Ashurst advised Moray West’s lenders in the securing of the project financing, with partners David Wadham and Nick Hilder leading on the deal, while Norton Rose Fulbright’s Rob Marsh acted as lead counsel on behalf of the project’s sponsors.
In the same line of work, last month also saw Burges Salmon advise German corporation BayWa on the sale of the sixth wind farm, Dalquhandy, to Greencoat UK Wind (represented by Natasha Luther-Jones and Stephen Atkinson from DLA Piper). Based in South Lanarkshire, Scotland, Dalquhandy is a 42MW wind farm that will produce enough electricity to provide 31,000 homes with power in the UK.
Having advised before on BayWa’s initial purchase of Dalquhandy, Burges Salmon also negotiated a ten-year fixed price power purchase agreement with the BT Group for 80% of its output.
Partner Danny Lee in Burges Salmon’s corporate team who led on the deal, gave his insights on the renewable energy market for Legal Business: ‘The market is reasonably buoyant, but energy prices have led to uncertainty, particularly with the levy the government was proposing to introduce. Project connection times are putting certain investors off but there are also new technologies coming on the scene, hydrogen being an obvious example but also battery energy storage systems which are galvanizing the sector. These are forces that are driving a lot of the deal activity we are involved in.’
Focusing on the sale of Dalquhandy wind farm, Lee explained: ‘This deal clearly demonstrates that there is still an appetite for good quality projects in the offshore wind space. In terms of BayWa, we acted for them to acquire the assets when it was a consented project and they built it out and constructed it and ultimately sold it.’

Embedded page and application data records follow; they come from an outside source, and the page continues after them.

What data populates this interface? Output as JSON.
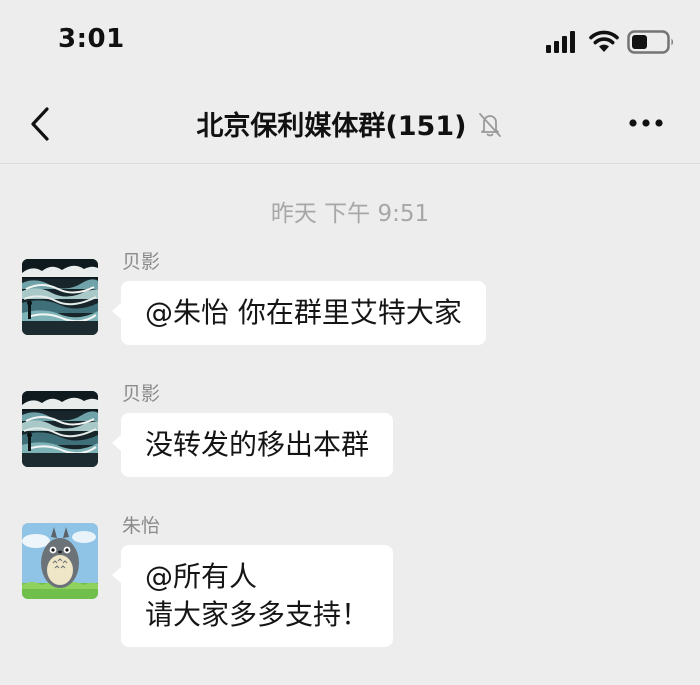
{
  "status_bar": {
    "time": "3:01",
    "icons": [
      "cellular-signal-icon",
      "wifi-icon",
      "battery-icon"
    ]
  },
  "nav_bar": {
    "title": "北京保利媒体群(151)",
    "icons": [
      "back-chevron-icon",
      "mute-bell-icon",
      "more-dots-icon"
    ]
  },
  "chat": {
    "timestamp": "昨天 下午 9:51",
    "messages": [
      {
        "sender": "贝影",
        "text": "@朱怡 你在群里艾特大家"
      },
      {
        "sender": "贝影",
        "text": "没转发的移出本群"
      },
      {
        "sender": "朱怡",
        "text": "@所有人\n请大家多多支持！"
      }
    ]
  },
  "colors": {
    "background": "#ededed",
    "bubble": "#ffffff",
    "sender_name": "#8a8a8a",
    "timestamp": "#a7a7a7"
  }
}
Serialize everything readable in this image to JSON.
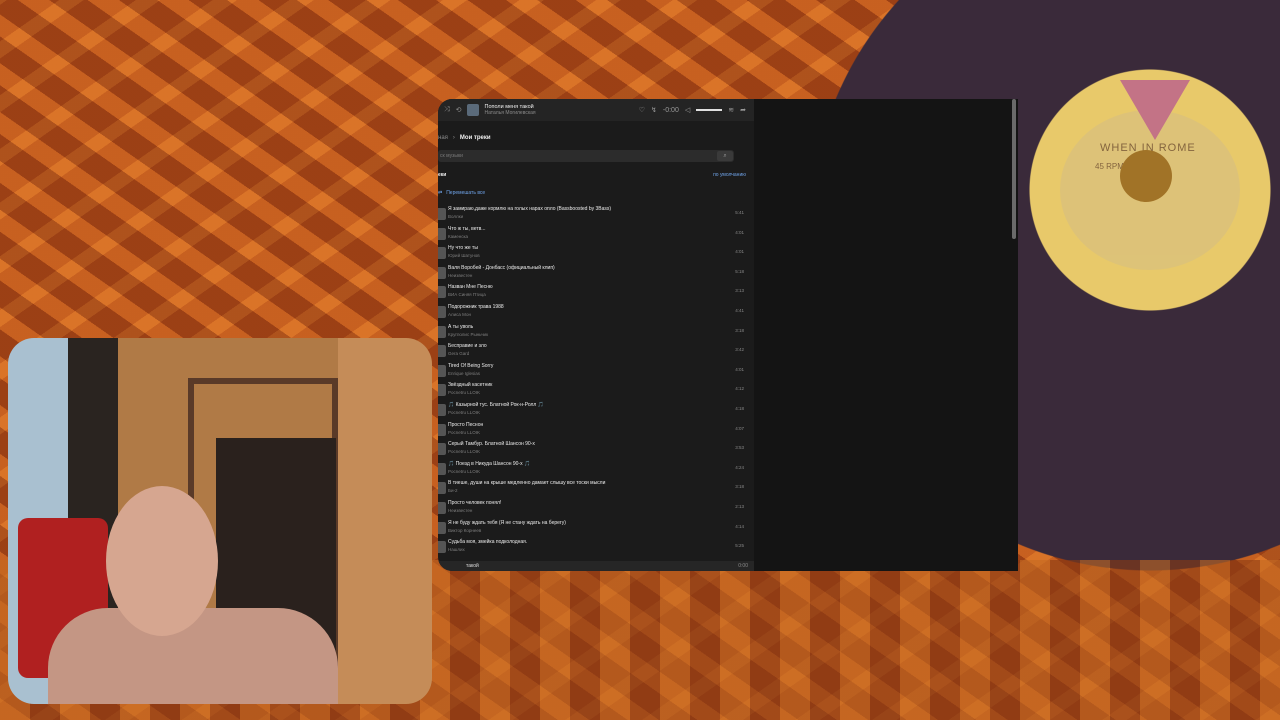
{
  "player": {
    "title": "Пополи меня такой",
    "artist": "Наталья Могилевская",
    "time": "-0:00"
  },
  "breadcrumb": {
    "parent": "ная",
    "current": "Мои треки"
  },
  "search": {
    "placeholder": "ск музыки",
    "button_icon": "search-icon"
  },
  "list": {
    "heading": "еки",
    "sort": "по умолчанию",
    "shuffle": "Перемешать все"
  },
  "tracks": [
    {
      "title": "Я замираю,даже кормлю на голых нарах опло (Bassboosted by 3Bass)",
      "artist": "Воллки",
      "duration": "5:41"
    },
    {
      "title": "Что ж ты, ветв...",
      "artist": "Каменска",
      "duration": "4:01"
    },
    {
      "title": "Ну что же ты",
      "artist": "Юрий Шатунов",
      "duration": "4:01"
    },
    {
      "title": "Валя Воробей - Донбасс (официальный клип)",
      "artist": "Неизвестен",
      "duration": "5:18"
    },
    {
      "title": "Назван Мне Песню",
      "artist": "ВИА Синяя Птица",
      "duration": "3:13"
    },
    {
      "title": "Подорожник трава 1988",
      "artist": "Алиса Мон",
      "duration": "4:41"
    },
    {
      "title": "А ты уволь",
      "artist": "Кругполис Рыньчик",
      "duration": "3:18"
    },
    {
      "title": "Бесправие и зло",
      "artist": "Gera Gard",
      "duration": "3:42"
    },
    {
      "title": "Tired Of Being Sorry",
      "artist": "Enrique Iglesias",
      "duration": "4:01"
    },
    {
      "title": "Звёздный касетник",
      "artist": "Pocnetru LLOIK",
      "duration": "4:12"
    },
    {
      "title": "🎵 Казырной тус. Блатной Рок-н-Ролл 🎵",
      "artist": "Pocnetru LLOIK",
      "duration": "4:18"
    },
    {
      "title": "Просто Песнон",
      "artist": "Pocnetru LLOIK",
      "duration": "4:07"
    },
    {
      "title": "Серый Тамбур. Блатной Шансон 90-х",
      "artist": "Pocnetru LLOIK",
      "duration": "3:53"
    },
    {
      "title": "🎵 Поезд в Никуда Шансон 90-х 🎵",
      "artist": "Pocnetru LLOIK",
      "duration": "4:24"
    },
    {
      "title": "В тиеше, души на крыше медленно дамает слышу все тоски мысли",
      "artist": "Би-2",
      "duration": "3:18"
    },
    {
      "title": "Просто человек понял!",
      "artist": "Неизвестен",
      "duration": "2:13"
    },
    {
      "title": "Я не буду ждать тебя (Я не стану ждать на берегу)",
      "artist": "Виктор Корнеев",
      "duration": "4:14"
    },
    {
      "title": "Судьба моя, змейка подколодная.",
      "artist": "Нашлих",
      "duration": "5:25"
    }
  ],
  "bottom": {
    "title": "такой",
    "duration": "0:00"
  },
  "record": {
    "label": "WHEN IN ROME",
    "rpm": "45 RPM"
  }
}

He concluded: ‘One of the interesting things is that the arrangements surrounding the stakeholders who purchase the outputs of windfarms are becoming particularly innovative. We are going to see corporations like BT enter into purchase agreements with windfarms because of ESG obligations. Companies must demonstrate that they are doing the right thing to reach net zero. The best way to do that is to enter into purchase agreements with windfarms.’